All content needs to be developed with a mobile-first strategy, from headline choice to paragraph length. Although we are all now living in a post-mobilegeddon world, many of us are still implementing a mobile strategy. This strategy should consider several factors, including viewport size, cellular versus WiFi considerations, and load times. It should also include a review of existing content and a rethinking of new content, down to what I will call the “cellular” level (no pun intended).
Analytics company, Localytics, released a new report about mobile app retention rates from the past 4 years that agencies should heed when considering their needs for building native mobile apps, compared to mobile-friendly websites. In the U.S. the number of users that re-engage more than once after installing is pretty low, with 19% of American users abandoning after just one use. The number of “regular” users who have opened the app more than 10 times is also low—42% in 2015, but that is trending upward from 41% in 2014 and 35% in 2013.
Federal agencies do not get a free pass on accessibility for mobile—as we stated earlier this month, Section 508 of the Rehabilitation Act applies to ALL information and communication technology (ICT). Luckily, there are a number of organizations working on guidelines and practices to help the private and public sectors create accessible mobile websites and applications. The M-Enabling Conference, an annual event dedicated to making mobile technology accessible, brought experts from around the world to talk about guidelines and practices for these efforts.
The more you test, the more you know. We recently highlighted lessons learned from the CrowdSource Mobile Testing Program, discussed the mobile emulator dilemma that many agencies face, and today we’re back with a few insights on native app testing.

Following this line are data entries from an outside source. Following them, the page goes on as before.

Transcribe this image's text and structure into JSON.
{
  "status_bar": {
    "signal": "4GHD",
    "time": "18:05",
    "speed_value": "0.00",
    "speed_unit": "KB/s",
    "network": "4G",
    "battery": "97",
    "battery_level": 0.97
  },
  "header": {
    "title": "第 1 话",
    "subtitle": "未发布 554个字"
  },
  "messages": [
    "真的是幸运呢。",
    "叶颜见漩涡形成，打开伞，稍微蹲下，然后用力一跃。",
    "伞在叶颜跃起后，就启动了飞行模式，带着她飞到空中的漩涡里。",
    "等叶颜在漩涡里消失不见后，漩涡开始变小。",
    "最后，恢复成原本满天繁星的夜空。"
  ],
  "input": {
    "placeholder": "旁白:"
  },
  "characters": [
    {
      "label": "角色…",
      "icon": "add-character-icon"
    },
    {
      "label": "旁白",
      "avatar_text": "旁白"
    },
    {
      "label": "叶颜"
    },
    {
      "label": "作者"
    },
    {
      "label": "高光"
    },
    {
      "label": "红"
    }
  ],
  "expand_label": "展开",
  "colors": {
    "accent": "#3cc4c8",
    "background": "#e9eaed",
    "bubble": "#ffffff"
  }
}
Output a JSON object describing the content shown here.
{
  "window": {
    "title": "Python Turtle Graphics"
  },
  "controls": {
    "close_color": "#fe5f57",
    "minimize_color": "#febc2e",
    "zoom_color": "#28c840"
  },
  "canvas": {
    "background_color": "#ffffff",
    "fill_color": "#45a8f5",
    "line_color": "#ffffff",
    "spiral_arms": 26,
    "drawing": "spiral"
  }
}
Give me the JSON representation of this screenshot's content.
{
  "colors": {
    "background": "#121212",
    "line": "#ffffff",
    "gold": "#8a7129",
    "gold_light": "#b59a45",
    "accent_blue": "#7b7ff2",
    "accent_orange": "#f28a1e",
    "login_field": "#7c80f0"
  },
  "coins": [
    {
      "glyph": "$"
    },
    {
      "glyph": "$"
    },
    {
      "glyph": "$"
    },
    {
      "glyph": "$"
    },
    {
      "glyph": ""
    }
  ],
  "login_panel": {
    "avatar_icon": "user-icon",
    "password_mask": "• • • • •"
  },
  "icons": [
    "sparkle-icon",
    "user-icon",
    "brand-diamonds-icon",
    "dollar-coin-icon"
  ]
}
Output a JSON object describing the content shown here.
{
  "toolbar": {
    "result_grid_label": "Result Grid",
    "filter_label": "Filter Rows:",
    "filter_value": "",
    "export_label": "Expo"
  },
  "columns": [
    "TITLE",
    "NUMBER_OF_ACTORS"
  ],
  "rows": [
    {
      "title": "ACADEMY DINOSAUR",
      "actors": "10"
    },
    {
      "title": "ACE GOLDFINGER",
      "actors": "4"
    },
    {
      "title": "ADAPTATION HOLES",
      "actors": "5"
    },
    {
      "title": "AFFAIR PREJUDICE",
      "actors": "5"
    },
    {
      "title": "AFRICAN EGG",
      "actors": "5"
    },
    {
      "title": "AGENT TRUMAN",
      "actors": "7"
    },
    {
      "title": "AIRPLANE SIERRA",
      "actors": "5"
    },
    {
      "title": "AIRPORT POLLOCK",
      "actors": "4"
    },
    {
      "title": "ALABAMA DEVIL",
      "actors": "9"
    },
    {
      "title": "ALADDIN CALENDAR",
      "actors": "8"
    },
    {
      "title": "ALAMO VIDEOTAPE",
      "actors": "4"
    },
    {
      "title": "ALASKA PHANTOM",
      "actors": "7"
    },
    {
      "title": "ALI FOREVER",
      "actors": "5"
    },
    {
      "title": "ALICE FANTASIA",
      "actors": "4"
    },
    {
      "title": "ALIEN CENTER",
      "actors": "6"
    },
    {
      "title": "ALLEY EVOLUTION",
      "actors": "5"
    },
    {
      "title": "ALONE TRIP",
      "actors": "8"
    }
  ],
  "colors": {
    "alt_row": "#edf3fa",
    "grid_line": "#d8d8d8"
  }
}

The Federal CrowdSource Mobile Testing Program yields a rich set of participant feedback that helps individual app creators improve their product. While the program primarily tests mobile websites created by federal agencies, the team tested early prototypes of the American Battle Monuments Commission’s Normandy App and the National Oceanic and Atmospheric Administration’s CrowdMag app as a pilot.
Armed with a smartphone instead of a badge, ordinary Americans are helping law enforcement officers capture child predators. After exhausting all investigative leads, U.S. Immigration and Customs Enforcement (ICE) Homeland Security Investigations (HSI) special agents turn to the public for help to locate fugitive child predators through the Operation Predator smartphone app and social media outreach. And it’s working. Since Operation Predator launched for iPhones in September 2013 and Android devices in Oct 2014, the app has assisted in 6 arrests on charges related to child exploitation.

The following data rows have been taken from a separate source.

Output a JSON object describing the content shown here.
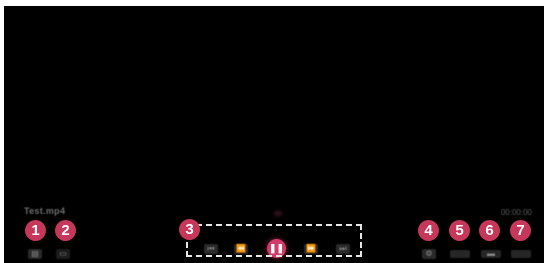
{
  "player": {
    "file_name": "Test.mp4",
    "time_readout": "00:00:00"
  },
  "controls": {
    "left": [
      {
        "name": "playlist-button",
        "glyph": "▤"
      },
      {
        "name": "subtitle-button",
        "glyph": "▭"
      }
    ],
    "center": [
      {
        "name": "previous-button",
        "glyph": "⏮"
      },
      {
        "name": "rewind-button",
        "glyph": "⏪"
      },
      {
        "name": "play-pause-button",
        "glyph": "❚❚"
      },
      {
        "name": "fast-forward-button",
        "glyph": "⏩"
      },
      {
        "name": "next-button",
        "glyph": "⏭"
      }
    ],
    "right": [
      {
        "name": "settings-button",
        "glyph": "⚙"
      },
      {
        "name": "repeat-button",
        "glyph": ""
      },
      {
        "name": "more-options-button",
        "glyph": "▬"
      },
      {
        "name": "close-button",
        "glyph": ""
      }
    ]
  },
  "callouts": [
    "1",
    "2",
    "3",
    "4",
    "5",
    "6",
    "7"
  ],
  "colors": {
    "background": "#000000",
    "accent": "#d23a6a",
    "badge": "#c6375a",
    "highlight_border": "#e6e6e6"
  }
}
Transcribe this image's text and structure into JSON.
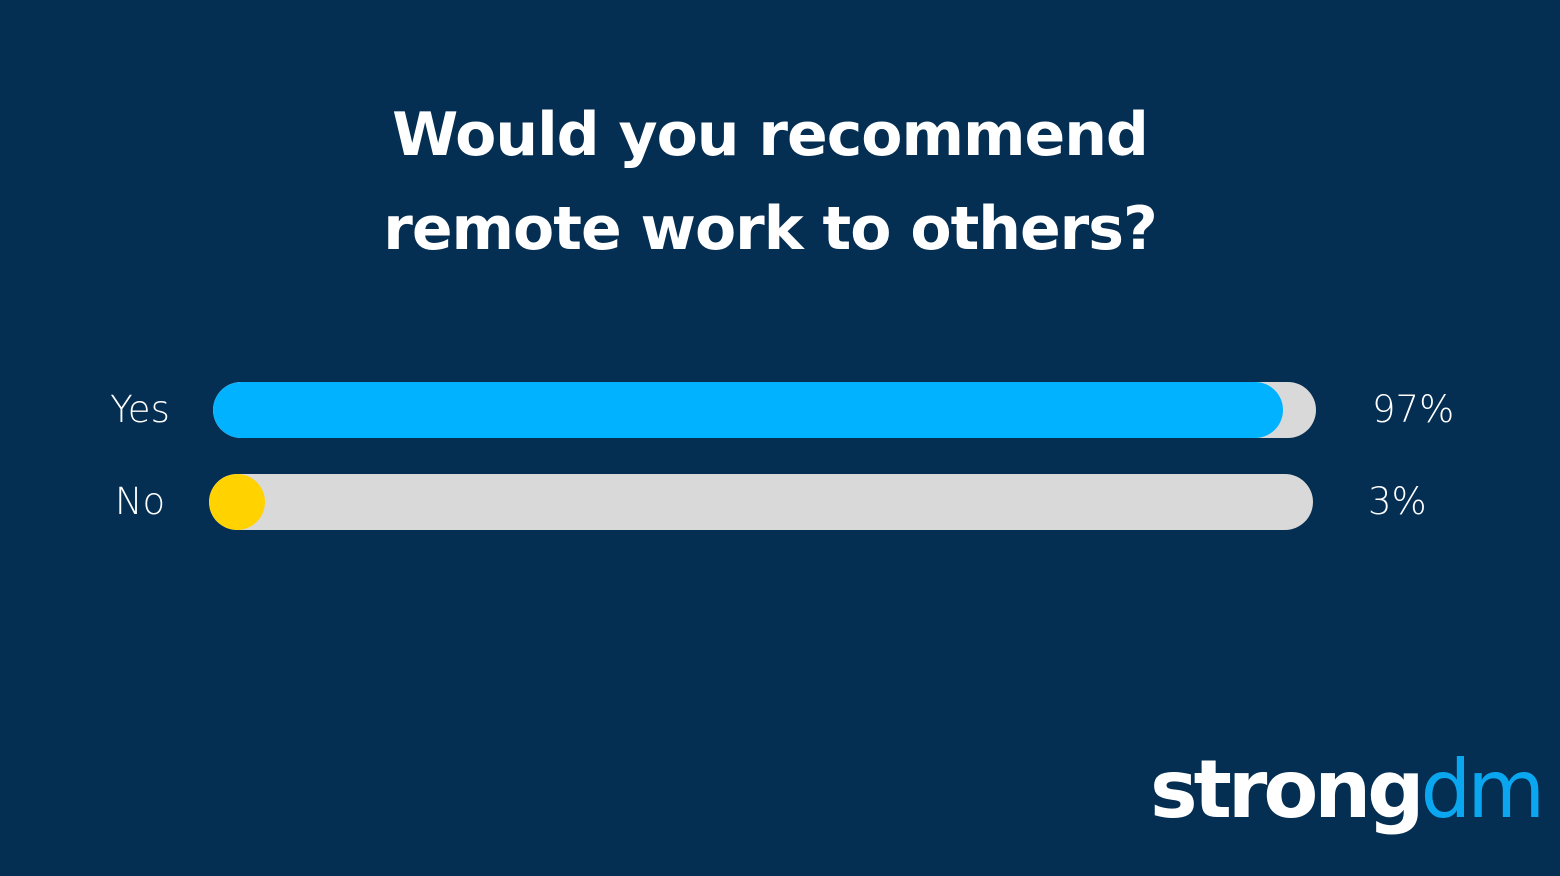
{
  "chart_data": {
    "type": "bar",
    "orientation": "horizontal",
    "title": "Would you recommend remote work to others?",
    "title_lines": [
      "Would you recommend",
      "remote work to others?"
    ],
    "categories": [
      "Yes",
      "No"
    ],
    "values": [
      97,
      3
    ],
    "value_labels": [
      "97%",
      "3%"
    ],
    "xlim": [
      0,
      100
    ],
    "grid": false,
    "legend": "none",
    "colors": [
      "#00b2ff",
      "#ffd200"
    ],
    "track_color": "#d9d9d9",
    "background": "#042e52"
  },
  "logo": {
    "text_part1": "strong",
    "text_part2": "dm",
    "color1": "#ffffff",
    "color2": "#0aa7f0"
  }
}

Before coming to DC in late 2008, I lived in Louisville, Kentucky. Louisville is in the Ohio Valley Region, which meteorologists euphemistically call “weather-rich.” With spring came the beautiful flowers and the Kentucky Derby. Spring also brought flooding, tornadoes, severe thunderstorms, and windstorms. This is why I had several emergency weather radios that also doubled as flashlights and cell phone chargers. I also have several emergency information apps on my smartphone.
Mobile user habits are a moving target, and designers have to adjust accordingly. Creative Bloq offers their Top 5 Trends in App Design for 2015 gathered from trends in changing hardware, increasing popularity of apps and the increasingly personal nature of mobile devices. Bigger Screen Sizes. As we noted in last week’s Trends on Tuesday post, the smartphone sales increase in 2014 was partially due to the growing numbers of “phablet-sized” smartphones.

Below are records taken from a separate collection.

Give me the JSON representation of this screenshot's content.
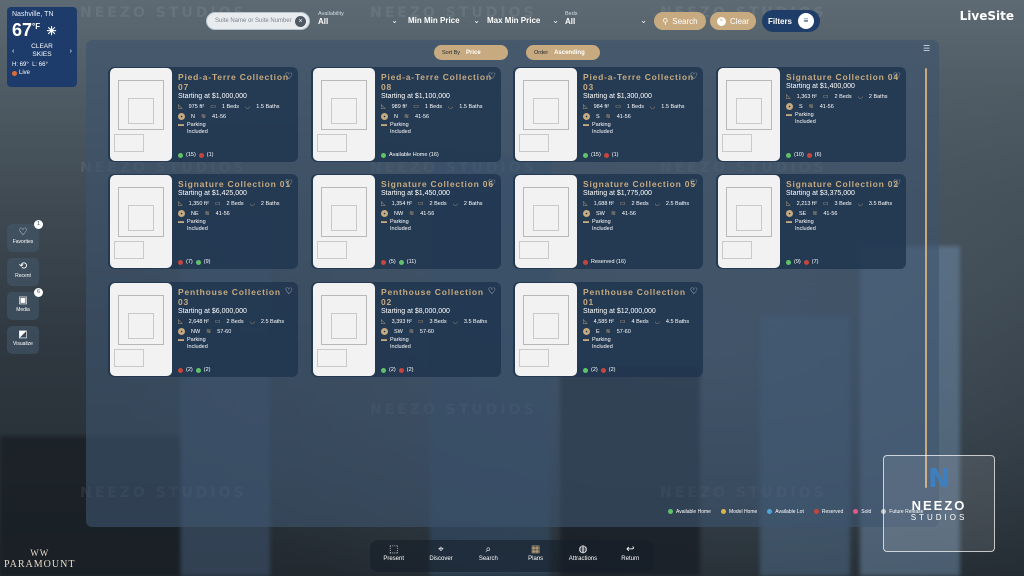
{
  "weather": {
    "city": "Nashville, TN",
    "temp": "67",
    "unit": "°F",
    "condition_line1": "CLEAR",
    "condition_line2": "SKIES",
    "high": "H: 69°",
    "low": "L: 66°",
    "live": "Live"
  },
  "top_bar": {
    "search_placeholder": "Suite Name or Suite Number",
    "availability_label": "Availability",
    "availability_value": "All",
    "min_price_label": "Min Min Price",
    "max_price_label": "Max Min Price",
    "beds_label": "Beds",
    "beds_value": "All",
    "search_btn": "Search",
    "clear_btn": "Clear",
    "filters_btn": "Filters",
    "brand": "LiveSite"
  },
  "sort": {
    "sort_by_label": "Sort By",
    "sort_by_value": "Price",
    "order_label": "Order",
    "order_value": "Ascending"
  },
  "cards": [
    {
      "name": "Pied-a-Terre Collection 07",
      "price": "Starting at $1,000,000",
      "sqft": "975 ft²",
      "beds": "1 Beds",
      "baths": "1.5 Baths",
      "dir": "N",
      "floors": "41-56",
      "parking": "Parking Included",
      "avail_g": "(15)",
      "avail_r": "(1)"
    },
    {
      "name": "Pied-a-Terre Collection 08",
      "price": "Starting at $1,100,000",
      "sqft": "989 ft²",
      "beds": "1 Beds",
      "baths": "1.5 Baths",
      "dir": "N",
      "floors": "41-56",
      "parking": "Parking Included",
      "avail_text": "Available Home (16)"
    },
    {
      "name": "Pied-a-Terre Collection 03",
      "price": "Starting at $1,300,000",
      "sqft": "984 ft²",
      "beds": "1 Beds",
      "baths": "1.5 Baths",
      "dir": "S",
      "floors": "41-56",
      "parking": "Parking Included",
      "avail_g": "(15)",
      "avail_r": "(1)"
    },
    {
      "name": "Signature Collection 04",
      "price": "Starting at $1,400,000",
      "sqft": "1,363 ft²",
      "beds": "2 Beds",
      "baths": "2 Baths",
      "dir": "S",
      "floors": "41-56",
      "parking": "Parking Included",
      "avail_g": "(10)",
      "avail_r": "(6)"
    },
    {
      "name": "Signature Collection 01",
      "price": "Starting at $1,425,000",
      "sqft": "1,350 ft²",
      "beds": "2 Beds",
      "baths": "2 Baths",
      "dir": "NE",
      "floors": "41-56",
      "parking": "Parking Included",
      "avail_r": "(7)",
      "avail_g": "(9)",
      "red_first": true
    },
    {
      "name": "Signature Collection 06",
      "price": "Starting at $1,450,000",
      "sqft": "1,354 ft²",
      "beds": "2 Beds",
      "baths": "2 Baths",
      "dir": "NW",
      "floors": "41-56",
      "parking": "Parking Included",
      "avail_r": "(5)",
      "avail_g": "(11)",
      "red_first": true
    },
    {
      "name": "Signature Collection 05",
      "price": "Starting at $1,775,000",
      "sqft": "1,688 ft²",
      "beds": "2 Beds",
      "baths": "2.5 Baths",
      "dir": "SW",
      "floors": "41-56",
      "parking": "Parking Included",
      "avail_text": "Reserved (16)",
      "red_only": true
    },
    {
      "name": "Signature Collection 02",
      "price": "Starting at $3,375,000",
      "sqft": "2,213 ft²",
      "beds": "3 Beds",
      "baths": "3.5 Baths",
      "dir": "SE",
      "floors": "41-56",
      "parking": "Parking Included",
      "avail_g": "(9)",
      "avail_r": "(7)"
    },
    {
      "name": "Penthouse Collection 03",
      "price": "Starting at $6,000,000",
      "sqft": "2,648 ft²",
      "beds": "2 Beds",
      "baths": "2.5 Baths",
      "dir": "NW",
      "floors": "57-60",
      "parking": "Parking Included",
      "avail_r": "(2)",
      "avail_g": "(2)",
      "red_first": true
    },
    {
      "name": "Penthouse Collection 02",
      "price": "Starting at $8,000,000",
      "sqft": "3,393 ft²",
      "beds": "3 Beds",
      "baths": "3.5 Baths",
      "dir": "SW",
      "floors": "57-60",
      "parking": "Parking Included",
      "avail_g": "(2)",
      "avail_r": "(2)"
    },
    {
      "name": "Penthouse Collection 01",
      "price": "Starting at $12,000,000",
      "sqft": "4,585 ft²",
      "beds": "4 Beds",
      "baths": "4.5 Baths",
      "dir": "E",
      "floors": "57-60",
      "parking": "Parking Included",
      "avail_g": "(2)",
      "avail_r": "(2)"
    }
  ],
  "side_menu": [
    {
      "label": "Favorites",
      "badge": "1"
    },
    {
      "label": "Recent",
      "badge": ""
    },
    {
      "label": "Media",
      "badge": "6"
    },
    {
      "label": "Visualize",
      "badge": ""
    }
  ],
  "legend": [
    "Available Home",
    "Model Home",
    "Available Lot",
    "Reserved",
    "Sold",
    "Future Release"
  ],
  "legend_colors": [
    "#5fc26b",
    "#d8b64a",
    "#4fa7d9",
    "#c6453e",
    "#e05a8a",
    "#bfbfbf"
  ],
  "neezo": {
    "line1": "NEEZO",
    "line2": "STUDIOS"
  },
  "paramount": "PARAMOUNT",
  "watermark": "NEEZO STUDIOS",
  "bottom_nav": [
    "Present",
    "Discover",
    "Search",
    "Plans",
    "Attractions",
    "Return"
  ],
  "bottom_nav_active": "Plans"
}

Don’t forget, mobile first strategy can include text messaging and SMS, not just native apps and responsive Web design. Ninety percent of all SMS messages are read within three minutes of being received, according to a recent blog post on Gigaom. Paired with an average open rate of 98% (versus 22% for email) and the fact that any mobile device out there is able to read a text message, SMS is a great way to reach out to pretty much anyone.
Approximately 18% of websites have implemented Responsive Web Design, according to the audit of websites Guy Podjarny completed in November. That’s more than 7% growth since his previous audit in January 2014. That number may seem low with the popularity of Responsive Web Design and the preference of mobile websites from users, but implementing responsive Web design is not as easy at it seems. In a report last year, Forrester found that “few organizations have the budget or risk appetite to ‘responsify’ all of their Web assets in one fell swoop.
Resources like Theresa Neil’s Mobile Design Product Gallery book and Mobile-patterns.com describe, and provide examples of, common features mobile developers can implement and tailored further to satisfy their users. As mentioned in this week’s Trends on Tuesday, customizing apps to meet users’ needs is a crucial part in maximizing user experience. Today, we wanted to highlight how some agencies are implementing search, maps & geolocation and custom navigation to better their mobile product’s user experience.
The job of the American Battle Monument Commission (AMBC) is to manage all overseas cemeteries and memorials from WWI and WWII. There are over 200,000 veterans who are buried or memorialized at these cemeteries. When ABMC began thinking about releasing a native mobile application, they had two primary objectives: 1) The app should be able to serve as a “tour guide” to the millions of visitors who visit the memorials in person.